#### Work task:
Give back all the records exactly, keeping every line whole.

#### Records provided:
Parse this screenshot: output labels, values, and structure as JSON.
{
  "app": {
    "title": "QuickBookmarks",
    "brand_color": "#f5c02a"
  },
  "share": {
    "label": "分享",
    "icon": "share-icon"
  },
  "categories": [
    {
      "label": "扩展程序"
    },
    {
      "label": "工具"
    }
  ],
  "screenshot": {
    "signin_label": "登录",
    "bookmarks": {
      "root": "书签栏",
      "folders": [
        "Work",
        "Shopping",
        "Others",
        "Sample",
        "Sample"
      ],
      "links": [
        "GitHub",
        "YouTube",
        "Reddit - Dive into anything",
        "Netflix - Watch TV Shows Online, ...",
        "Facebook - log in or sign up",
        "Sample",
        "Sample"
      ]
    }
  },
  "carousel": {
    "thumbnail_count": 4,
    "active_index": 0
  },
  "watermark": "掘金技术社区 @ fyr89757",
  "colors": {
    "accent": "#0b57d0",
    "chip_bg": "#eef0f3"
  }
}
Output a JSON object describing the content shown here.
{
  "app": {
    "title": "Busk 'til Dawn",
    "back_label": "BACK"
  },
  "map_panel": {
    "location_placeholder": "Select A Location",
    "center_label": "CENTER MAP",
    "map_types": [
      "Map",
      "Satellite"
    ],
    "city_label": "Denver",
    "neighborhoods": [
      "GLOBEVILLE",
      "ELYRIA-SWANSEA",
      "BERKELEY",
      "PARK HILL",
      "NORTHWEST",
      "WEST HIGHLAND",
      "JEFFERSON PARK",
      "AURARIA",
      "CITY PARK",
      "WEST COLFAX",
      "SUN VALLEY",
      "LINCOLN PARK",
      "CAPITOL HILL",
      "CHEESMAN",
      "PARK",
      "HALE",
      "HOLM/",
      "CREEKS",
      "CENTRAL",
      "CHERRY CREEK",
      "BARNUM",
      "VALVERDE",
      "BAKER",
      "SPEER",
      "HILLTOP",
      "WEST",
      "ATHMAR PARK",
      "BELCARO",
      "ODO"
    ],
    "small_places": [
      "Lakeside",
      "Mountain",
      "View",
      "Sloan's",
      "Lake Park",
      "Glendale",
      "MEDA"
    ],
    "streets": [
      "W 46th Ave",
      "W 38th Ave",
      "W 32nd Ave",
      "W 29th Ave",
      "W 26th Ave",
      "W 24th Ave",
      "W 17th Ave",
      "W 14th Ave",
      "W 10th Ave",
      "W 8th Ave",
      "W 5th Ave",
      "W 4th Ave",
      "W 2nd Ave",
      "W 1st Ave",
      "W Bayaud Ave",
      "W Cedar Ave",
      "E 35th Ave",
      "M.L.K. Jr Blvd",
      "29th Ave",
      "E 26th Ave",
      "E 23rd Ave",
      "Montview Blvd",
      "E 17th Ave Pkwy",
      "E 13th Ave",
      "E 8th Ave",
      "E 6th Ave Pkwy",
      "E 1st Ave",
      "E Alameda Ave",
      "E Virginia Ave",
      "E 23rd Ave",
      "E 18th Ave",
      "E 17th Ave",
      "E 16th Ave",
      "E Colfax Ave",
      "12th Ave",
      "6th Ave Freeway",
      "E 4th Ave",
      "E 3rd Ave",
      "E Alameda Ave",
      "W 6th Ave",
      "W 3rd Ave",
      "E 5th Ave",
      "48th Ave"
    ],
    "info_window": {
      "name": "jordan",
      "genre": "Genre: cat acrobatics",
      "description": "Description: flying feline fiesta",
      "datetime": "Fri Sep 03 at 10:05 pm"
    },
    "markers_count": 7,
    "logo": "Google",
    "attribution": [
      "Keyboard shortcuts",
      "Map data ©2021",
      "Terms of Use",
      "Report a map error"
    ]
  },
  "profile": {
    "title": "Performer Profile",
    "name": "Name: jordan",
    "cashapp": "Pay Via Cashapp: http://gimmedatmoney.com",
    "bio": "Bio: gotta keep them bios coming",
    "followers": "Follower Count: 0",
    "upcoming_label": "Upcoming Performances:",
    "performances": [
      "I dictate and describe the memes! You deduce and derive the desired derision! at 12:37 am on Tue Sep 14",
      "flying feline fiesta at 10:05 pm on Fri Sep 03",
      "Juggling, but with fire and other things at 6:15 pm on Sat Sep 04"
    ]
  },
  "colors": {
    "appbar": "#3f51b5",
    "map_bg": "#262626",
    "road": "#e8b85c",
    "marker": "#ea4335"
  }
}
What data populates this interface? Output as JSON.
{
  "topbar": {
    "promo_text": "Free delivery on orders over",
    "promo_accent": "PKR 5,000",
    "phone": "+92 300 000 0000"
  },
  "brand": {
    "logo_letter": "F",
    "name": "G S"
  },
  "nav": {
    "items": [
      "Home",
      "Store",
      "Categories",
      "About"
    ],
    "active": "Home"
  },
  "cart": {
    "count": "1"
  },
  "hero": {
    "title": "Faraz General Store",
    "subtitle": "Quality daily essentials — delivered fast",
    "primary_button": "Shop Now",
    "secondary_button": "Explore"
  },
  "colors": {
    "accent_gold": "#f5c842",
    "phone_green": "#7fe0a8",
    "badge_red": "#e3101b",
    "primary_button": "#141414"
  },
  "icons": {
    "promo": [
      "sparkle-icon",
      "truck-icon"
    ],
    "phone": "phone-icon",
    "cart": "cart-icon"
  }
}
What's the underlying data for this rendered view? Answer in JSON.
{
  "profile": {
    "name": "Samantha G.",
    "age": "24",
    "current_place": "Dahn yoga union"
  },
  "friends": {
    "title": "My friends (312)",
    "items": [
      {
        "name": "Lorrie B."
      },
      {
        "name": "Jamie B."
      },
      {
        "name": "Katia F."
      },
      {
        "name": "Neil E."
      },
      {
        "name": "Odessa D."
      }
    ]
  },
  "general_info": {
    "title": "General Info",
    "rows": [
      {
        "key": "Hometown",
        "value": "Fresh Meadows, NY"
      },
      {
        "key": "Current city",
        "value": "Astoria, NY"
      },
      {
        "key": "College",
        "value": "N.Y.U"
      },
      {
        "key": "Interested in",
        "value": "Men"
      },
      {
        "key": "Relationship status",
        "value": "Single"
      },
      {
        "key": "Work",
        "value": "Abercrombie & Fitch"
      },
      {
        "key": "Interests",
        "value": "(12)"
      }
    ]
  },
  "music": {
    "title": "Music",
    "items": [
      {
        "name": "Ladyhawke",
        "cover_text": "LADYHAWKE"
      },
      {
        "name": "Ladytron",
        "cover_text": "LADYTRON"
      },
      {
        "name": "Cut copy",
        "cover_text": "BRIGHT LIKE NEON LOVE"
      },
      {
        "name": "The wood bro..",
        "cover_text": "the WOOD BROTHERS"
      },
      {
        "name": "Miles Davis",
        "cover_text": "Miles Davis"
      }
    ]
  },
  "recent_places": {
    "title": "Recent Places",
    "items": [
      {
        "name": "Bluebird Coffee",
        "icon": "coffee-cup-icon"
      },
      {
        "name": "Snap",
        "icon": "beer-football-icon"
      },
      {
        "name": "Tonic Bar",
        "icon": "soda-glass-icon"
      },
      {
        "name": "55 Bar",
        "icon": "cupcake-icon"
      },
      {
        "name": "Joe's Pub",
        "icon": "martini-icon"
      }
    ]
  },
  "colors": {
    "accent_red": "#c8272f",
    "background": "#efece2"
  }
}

#### Solution below:
Parse this screenshot: output labels, values, and structure as JSON.
{
  "app": {
    "title": "QuickBookmarks",
    "brand_color": "#f5c02a"
  },
  "share": {
    "label": "分享",
    "icon": "share-icon"
  },
  "categories": [
    {
      "label": "扩展程序"
    },
    {
      "label": "工具"
    }
  ],
  "screenshot": {
    "signin_label": "登录",
    "bookmarks": {
      "root": "书签栏",
      "folders": [
        "Work",
        "Shopping",
        "Others",
        "Sample",
        "Sample"
      ],
      "links": [
        "GitHub",
        "YouTube",
        "Reddit - Dive into anything",
        "Netflix - Watch TV Shows Online, ...",
        "Facebook - log in or sign up",
        "Sample",
        "Sample"
      ]
    }
  },
  "carousel": {
    "thumbnail_count": 4,
    "active_index": 0
  },
  "watermark": "掘金技术社区 @ fyr89757",
  "colors": {
    "accent": "#0b57d0",
    "chip_bg": "#eef0f3"
  }
}
Output a JSON object describing the content shown here.
{
  "app": {
    "title": "Busk 'til Dawn",
    "back_label": "BACK"
  },
  "map_panel": {
    "location_placeholder": "Select A Location",
    "center_label": "CENTER MAP",
    "map_types": [
      "Map",
      "Satellite"
    ],
    "city_label": "Denver",
    "neighborhoods": [
      "GLOBEVILLE",
      "ELYRIA-SWANSEA",
      "BERKELEY",
      "PARK HILL",
      "NORTHWEST",
      "WEST HIGHLAND",
      "JEFFERSON PARK",
      "AURARIA",
      "CITY PARK",
      "WEST COLFAX",
      "SUN VALLEY",
      "LINCOLN PARK",
      "CAPITOL HILL",
      "CHEESMAN",
      "PARK",
      "HALE",
      "HOLM/",
      "CREEKS",
      "CENTRAL",
      "CHERRY CREEK",
      "BARNUM",
      "VALVERDE",
      "BAKER",
      "SPEER",
      "HILLTOP",
      "WEST",
      "ATHMAR PARK",
      "BELCARO",
      "ODO"
    ],
    "small_places": [
      "Lakeside",
      "Mountain",
      "View",
      "Sloan's",
      "Lake Park",
      "Glendale",
      "MEDA"
    ],
    "streets": [
      "W 46th Ave",
      "W 38th Ave",
      "W 32nd Ave",
      "W 29th Ave",
      "W 26th Ave",
      "W 24th Ave",
      "W 17th Ave",
      "W 14th Ave",
      "W 10th Ave",
      "W 8th Ave",
      "W 5th Ave",
      "W 4th Ave",
      "W 2nd Ave",
      "W 1st Ave",
      "W Bayaud Ave",
      "W Cedar Ave",
      "E 35th Ave",
      "M.L.K. Jr Blvd",
      "29th Ave",
      "E 26th Ave",
      "E 23rd Ave",
      "Montview Blvd",
      "E 17th Ave Pkwy",
      "E 13th Ave",
      "E 8th Ave",
      "E 6th Ave Pkwy",
      "E 1st Ave",
      "E Alameda Ave",
      "E Virginia Ave",
      "E 23rd Ave",
      "E 18th Ave",
      "E 17th Ave",
      "E 16th Ave",
      "E Colfax Ave",
      "12th Ave",
      "6th Ave Freeway",
      "E 4th Ave",
      "E 3rd Ave",
      "E Alameda Ave",
      "W 6th Ave",
      "W 3rd Ave",
      "E 5th Ave",
      "48th Ave"
    ],
    "info_window": {
      "name": "jordan",
      "genre": "Genre: cat acrobatics",
      "description": "Description: flying feline fiesta",
      "datetime": "Fri Sep 03 at 10:05 pm"
    },
    "markers_count": 7,
    "logo": "Google",
    "attribution": [
      "Keyboard shortcuts",
      "Map data ©2021",
      "Terms of Use",
      "Report a map error"
    ]
  },
  "profile": {
    "title": "Performer Profile",
    "name": "Name: jordan",
    "cashapp": "Pay Via Cashapp: http://gimmedatmoney.com",
    "bio": "Bio: gotta keep them bios coming",
    "followers": "Follower Count: 0",
    "upcoming_label": "Upcoming Performances:",
    "performances": [
      "I dictate and describe the memes! You deduce and derive the desired derision! at 12:37 am on Tue Sep 14",
      "flying feline fiesta at 10:05 pm on Fri Sep 03",
      "Juggling, but with fire and other things at 6:15 pm on Sat Sep 04"
    ]
  },
  "colors": {
    "appbar": "#3f51b5",
    "map_bg": "#262626",
    "road": "#e8b85c",
    "marker": "#ea4335"
  }
}
What data populates this interface? Output as JSON.
{
  "topbar": {
    "promo_text": "Free delivery on orders over",
    "promo_accent": "PKR 5,000",
    "phone": "+92 300 000 0000"
  },
  "brand": {
    "logo_letter": "F",
    "name": "G S"
  },
  "nav": {
    "items": [
      "Home",
      "Store",
      "Categories",
      "About"
    ],
    "active": "Home"
  },
  "cart": {
    "count": "1"
  },
  "hero": {
    "title": "Faraz General Store",
    "subtitle": "Quality daily essentials — delivered fast",
    "primary_button": "Shop Now",
    "secondary_button": "Explore"
  },
  "colors": {
    "accent_gold": "#f5c842",
    "phone_green": "#7fe0a8",
    "badge_red": "#e3101b",
    "primary_button": "#141414"
  },
  "icons": {
    "promo": [
      "sparkle-icon",
      "truck-icon"
    ],
    "phone": "phone-icon",
    "cart": "cart-icon"
  }
}
What's the underlying data for this rendered view? Answer in JSON.
{
  "profile": {
    "name": "Samantha G.",
    "age": "24",
    "current_place": "Dahn yoga union"
  },
  "friends": {
    "title": "My friends (312)",
    "items": [
      {
        "name": "Lorrie B."
      },
      {
        "name": "Jamie B."
      },
      {
        "name": "Katia F."
      },
      {
        "name": "Neil E."
      },
      {
        "name": "Odessa D."
      }
    ]
  },
  "general_info": {
    "title": "General Info",
    "rows": [
      {
        "key": "Hometown",
        "value": "Fresh Meadows, NY"
      },
      {
        "key": "Current city",
        "value": "Astoria, NY"
      },
      {
        "key": "College",
        "value": "N.Y.U"
      },
      {
        "key": "Interested in",
        "value": "Men"
      },
      {
        "key": "Relationship status",
        "value": "Single"
      },
      {
        "key": "Work",
        "value": "Abercrombie & Fitch"
      },
      {
        "key": "Interests",
        "value": "(12)"
      }
    ]
  },
  "music": {
    "title": "Music",
    "items": [
      {
        "name": "Ladyhawke",
        "cover_text": "LADYHAWKE"
      },
      {
        "name": "Ladytron",
        "cover_text": "LADYTRON"
      },
      {
        "name": "Cut copy",
        "cover_text": "BRIGHT LIKE NEON LOVE"
      },
      {
        "name": "The wood bro..",
        "cover_text": "the WOOD BROTHERS"
      },
      {
        "name": "Miles Davis",
        "cover_text": "Miles Davis"
      }
    ]
  },
  "recent_places": {
    "title": "Recent Places",
    "items": [
      {
        "name": "Bluebird Coffee",
        "icon": "coffee-cup-icon"
      },
      {
        "name": "Snap",
        "icon": "beer-football-icon"
      },
      {
        "name": "Tonic Bar",
        "icon": "soda-glass-icon"
      },
      {
        "name": "55 Bar",
        "icon": "cupcake-icon"
      },
      {
        "name": "Joe's Pub",
        "icon": "martini-icon"
      }
    ]
  },
  "colors": {
    "accent_red": "#c8272f",
    "background": "#efece2"
  }
}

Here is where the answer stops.